### Work required
Reproduce every line in the listing that contains the word "true".

Data supplied below:

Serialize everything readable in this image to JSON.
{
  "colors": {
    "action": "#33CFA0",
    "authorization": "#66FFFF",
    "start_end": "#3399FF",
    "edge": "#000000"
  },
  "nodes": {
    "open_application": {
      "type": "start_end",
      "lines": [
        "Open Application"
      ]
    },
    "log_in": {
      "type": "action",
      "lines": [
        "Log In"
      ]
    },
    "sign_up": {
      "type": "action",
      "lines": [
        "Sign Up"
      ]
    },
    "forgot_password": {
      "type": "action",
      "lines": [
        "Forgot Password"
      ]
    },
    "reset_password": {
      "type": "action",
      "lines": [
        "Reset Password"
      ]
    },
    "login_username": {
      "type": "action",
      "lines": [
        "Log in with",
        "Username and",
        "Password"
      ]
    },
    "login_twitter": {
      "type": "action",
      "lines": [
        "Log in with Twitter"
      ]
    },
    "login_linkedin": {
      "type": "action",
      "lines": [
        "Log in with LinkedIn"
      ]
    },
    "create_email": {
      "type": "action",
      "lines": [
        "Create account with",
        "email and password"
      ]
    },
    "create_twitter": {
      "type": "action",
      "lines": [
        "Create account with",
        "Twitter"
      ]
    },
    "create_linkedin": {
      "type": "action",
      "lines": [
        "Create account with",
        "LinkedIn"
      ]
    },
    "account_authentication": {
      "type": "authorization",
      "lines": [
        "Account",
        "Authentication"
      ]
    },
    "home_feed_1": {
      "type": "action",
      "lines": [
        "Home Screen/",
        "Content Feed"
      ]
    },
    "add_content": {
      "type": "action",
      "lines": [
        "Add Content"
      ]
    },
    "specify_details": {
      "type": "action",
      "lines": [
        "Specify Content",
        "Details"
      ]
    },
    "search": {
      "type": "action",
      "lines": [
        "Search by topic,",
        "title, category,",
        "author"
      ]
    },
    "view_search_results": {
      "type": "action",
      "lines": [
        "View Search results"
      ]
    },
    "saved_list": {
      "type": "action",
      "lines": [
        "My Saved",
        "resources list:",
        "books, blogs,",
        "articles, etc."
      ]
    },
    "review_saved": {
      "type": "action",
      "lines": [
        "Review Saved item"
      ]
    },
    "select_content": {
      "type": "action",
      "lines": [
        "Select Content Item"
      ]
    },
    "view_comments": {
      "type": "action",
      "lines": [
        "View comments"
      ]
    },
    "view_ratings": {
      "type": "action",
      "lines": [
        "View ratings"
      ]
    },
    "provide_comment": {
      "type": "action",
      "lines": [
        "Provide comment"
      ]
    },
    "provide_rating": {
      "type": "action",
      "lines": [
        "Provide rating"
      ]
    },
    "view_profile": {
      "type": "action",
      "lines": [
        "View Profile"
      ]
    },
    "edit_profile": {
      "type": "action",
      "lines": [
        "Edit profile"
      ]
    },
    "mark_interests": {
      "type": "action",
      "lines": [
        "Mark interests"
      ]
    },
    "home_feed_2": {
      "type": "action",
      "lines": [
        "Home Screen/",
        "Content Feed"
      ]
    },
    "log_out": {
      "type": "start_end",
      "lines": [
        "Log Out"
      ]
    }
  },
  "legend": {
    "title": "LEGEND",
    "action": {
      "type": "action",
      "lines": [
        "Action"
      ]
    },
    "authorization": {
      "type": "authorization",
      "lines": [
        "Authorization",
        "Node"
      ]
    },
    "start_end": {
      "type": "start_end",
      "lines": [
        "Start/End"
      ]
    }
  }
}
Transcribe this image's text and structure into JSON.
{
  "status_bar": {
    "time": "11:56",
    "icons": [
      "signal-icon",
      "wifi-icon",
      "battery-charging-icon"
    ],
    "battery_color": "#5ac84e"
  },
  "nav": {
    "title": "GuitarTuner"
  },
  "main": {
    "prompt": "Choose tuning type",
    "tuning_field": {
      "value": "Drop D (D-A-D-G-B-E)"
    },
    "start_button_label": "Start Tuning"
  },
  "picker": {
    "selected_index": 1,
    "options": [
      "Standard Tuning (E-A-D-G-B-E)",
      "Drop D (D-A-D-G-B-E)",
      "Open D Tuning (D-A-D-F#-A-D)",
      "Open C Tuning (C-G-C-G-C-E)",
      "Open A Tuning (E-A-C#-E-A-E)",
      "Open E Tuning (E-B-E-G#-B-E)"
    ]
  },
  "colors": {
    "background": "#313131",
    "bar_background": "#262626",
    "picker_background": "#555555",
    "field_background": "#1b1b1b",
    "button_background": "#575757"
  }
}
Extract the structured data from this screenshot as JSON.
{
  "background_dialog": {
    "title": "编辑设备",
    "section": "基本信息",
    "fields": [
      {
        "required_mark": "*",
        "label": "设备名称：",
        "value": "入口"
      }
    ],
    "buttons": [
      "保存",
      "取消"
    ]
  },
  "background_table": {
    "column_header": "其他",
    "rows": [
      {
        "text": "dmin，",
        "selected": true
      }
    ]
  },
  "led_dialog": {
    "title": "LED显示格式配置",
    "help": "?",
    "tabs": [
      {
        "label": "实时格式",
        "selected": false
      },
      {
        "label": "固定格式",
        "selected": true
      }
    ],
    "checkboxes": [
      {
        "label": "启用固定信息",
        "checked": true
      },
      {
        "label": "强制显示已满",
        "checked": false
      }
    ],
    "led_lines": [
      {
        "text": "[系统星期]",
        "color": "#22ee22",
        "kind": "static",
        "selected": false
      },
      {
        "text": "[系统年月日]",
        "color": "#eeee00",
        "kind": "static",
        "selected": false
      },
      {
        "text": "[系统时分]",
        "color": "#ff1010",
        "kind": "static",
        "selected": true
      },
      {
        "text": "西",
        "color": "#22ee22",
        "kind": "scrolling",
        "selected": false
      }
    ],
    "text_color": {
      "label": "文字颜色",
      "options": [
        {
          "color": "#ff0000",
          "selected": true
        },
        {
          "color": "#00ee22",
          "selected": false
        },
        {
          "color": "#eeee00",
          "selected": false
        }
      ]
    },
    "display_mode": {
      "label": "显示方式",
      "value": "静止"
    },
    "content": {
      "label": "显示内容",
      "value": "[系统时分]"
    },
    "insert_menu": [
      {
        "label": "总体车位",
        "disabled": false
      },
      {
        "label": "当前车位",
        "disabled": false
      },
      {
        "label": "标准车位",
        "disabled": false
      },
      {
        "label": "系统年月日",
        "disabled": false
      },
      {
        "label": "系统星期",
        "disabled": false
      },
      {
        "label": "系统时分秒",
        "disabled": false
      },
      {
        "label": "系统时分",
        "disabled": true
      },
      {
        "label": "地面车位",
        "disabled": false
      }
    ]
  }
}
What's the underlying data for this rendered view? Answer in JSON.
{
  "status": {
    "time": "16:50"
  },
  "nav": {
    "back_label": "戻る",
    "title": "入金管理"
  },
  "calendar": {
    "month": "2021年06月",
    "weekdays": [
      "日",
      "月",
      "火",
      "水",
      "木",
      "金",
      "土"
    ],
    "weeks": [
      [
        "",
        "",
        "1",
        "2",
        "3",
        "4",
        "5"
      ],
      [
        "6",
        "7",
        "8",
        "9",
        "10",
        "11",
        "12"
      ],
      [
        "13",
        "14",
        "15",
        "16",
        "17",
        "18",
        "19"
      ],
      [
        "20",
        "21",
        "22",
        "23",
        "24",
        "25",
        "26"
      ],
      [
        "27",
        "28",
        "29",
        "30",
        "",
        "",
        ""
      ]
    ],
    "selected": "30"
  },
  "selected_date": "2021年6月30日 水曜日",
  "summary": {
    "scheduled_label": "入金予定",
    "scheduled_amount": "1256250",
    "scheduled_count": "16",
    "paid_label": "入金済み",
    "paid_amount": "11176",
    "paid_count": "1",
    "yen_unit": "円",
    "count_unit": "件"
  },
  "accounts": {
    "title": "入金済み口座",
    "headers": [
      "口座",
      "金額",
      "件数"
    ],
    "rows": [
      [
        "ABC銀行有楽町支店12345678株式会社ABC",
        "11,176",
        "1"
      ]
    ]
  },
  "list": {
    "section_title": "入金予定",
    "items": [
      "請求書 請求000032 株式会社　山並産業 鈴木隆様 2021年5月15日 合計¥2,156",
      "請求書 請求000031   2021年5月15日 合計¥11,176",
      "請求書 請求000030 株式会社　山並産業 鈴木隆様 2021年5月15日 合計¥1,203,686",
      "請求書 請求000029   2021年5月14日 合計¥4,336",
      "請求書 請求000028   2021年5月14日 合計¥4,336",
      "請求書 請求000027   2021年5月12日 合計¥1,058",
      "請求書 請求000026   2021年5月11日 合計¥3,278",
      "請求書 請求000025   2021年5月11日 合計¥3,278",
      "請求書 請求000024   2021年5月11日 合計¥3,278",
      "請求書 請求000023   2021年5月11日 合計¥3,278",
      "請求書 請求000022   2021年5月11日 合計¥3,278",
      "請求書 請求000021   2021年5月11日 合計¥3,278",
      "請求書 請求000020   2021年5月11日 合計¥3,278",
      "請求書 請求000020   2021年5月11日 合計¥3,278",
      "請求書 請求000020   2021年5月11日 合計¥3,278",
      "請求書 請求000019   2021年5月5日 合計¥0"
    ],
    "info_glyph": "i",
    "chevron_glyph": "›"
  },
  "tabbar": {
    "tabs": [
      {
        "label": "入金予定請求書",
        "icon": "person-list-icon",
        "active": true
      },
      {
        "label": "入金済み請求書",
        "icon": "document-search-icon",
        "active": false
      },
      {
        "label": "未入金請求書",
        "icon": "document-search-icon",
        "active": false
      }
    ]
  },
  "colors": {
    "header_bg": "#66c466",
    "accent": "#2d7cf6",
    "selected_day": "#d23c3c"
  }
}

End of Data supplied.

### Worked solution
        "selected": true
        "selected": true
        "checked": true
        "selected": true
          "selected": true
        "disabled": true
        "active": true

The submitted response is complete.